Bordeaux is the only city in Europe I have visited three times; technically not a single time was of my choosing, but each time made me fall in love with it even more. The first visit was a fleeting one, just a couple of hours while we changed trains from Toulouse to San Sebastian and after which we vowed to return. I left a certain someone behind on the second visit, running off to spend the weekend with my girlfriends indulging in too much good wine and great gossip. And finally, the most romantic visit of all was enroute to a beautiful wedding just outside of the city. Three strikes Bordeaux, and you are still very much not out…
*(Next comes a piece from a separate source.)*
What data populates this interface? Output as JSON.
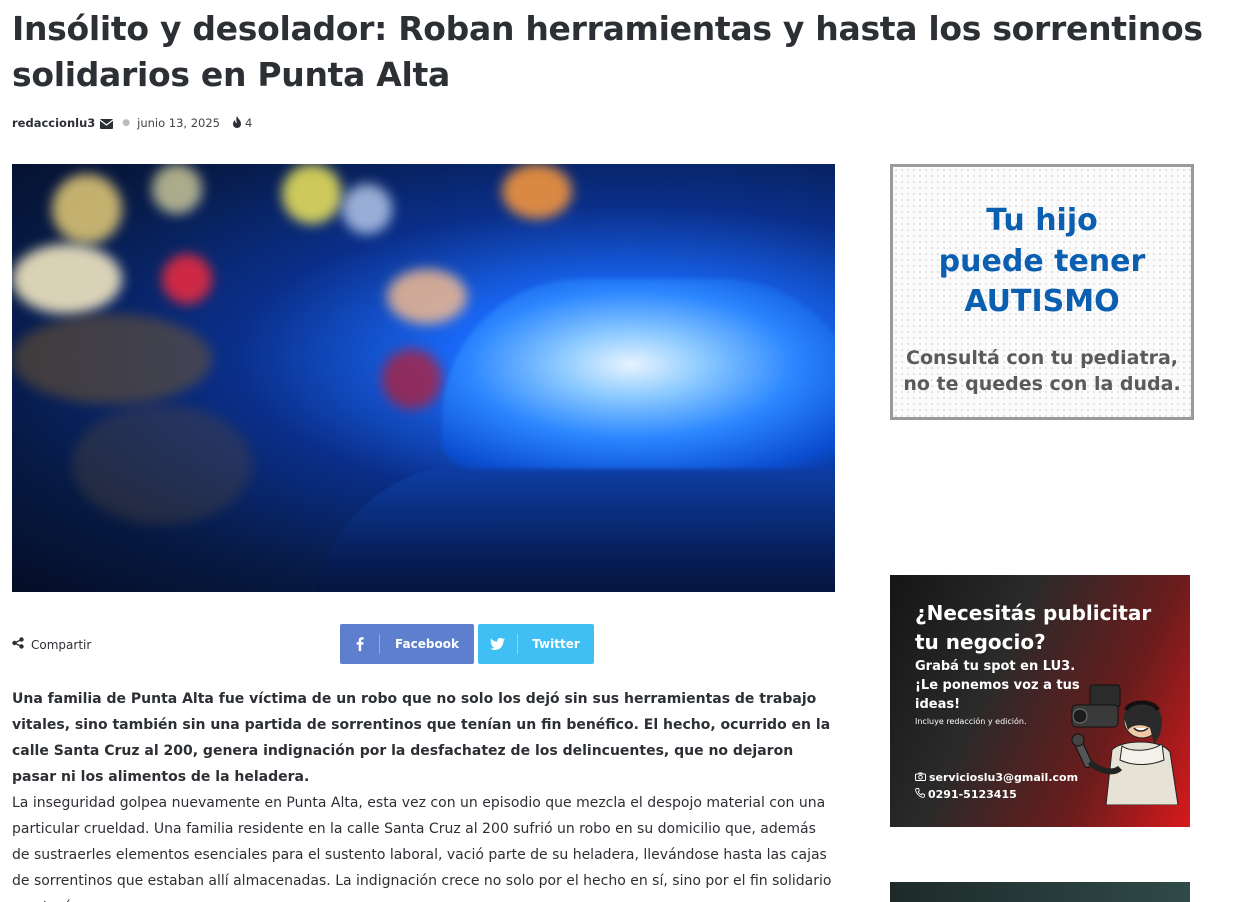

Dare I say, Bordeaux is almost the perfect weekend package – it has enough showstopper sights and attractions within the city to keep you interested while also being the perfect base for exploring the wine regions of Saint Emilion and the Médoc. I find the muted tones of the city chic and alluring, I can pass a couple of hours window-shopping both high-end stores and pretty boutiques, and in between all that, I eat and drink. A lot. I may have always ended up in Bordeaux quite by chance but where to spend my precious meal times is something I try not to leave to random selection.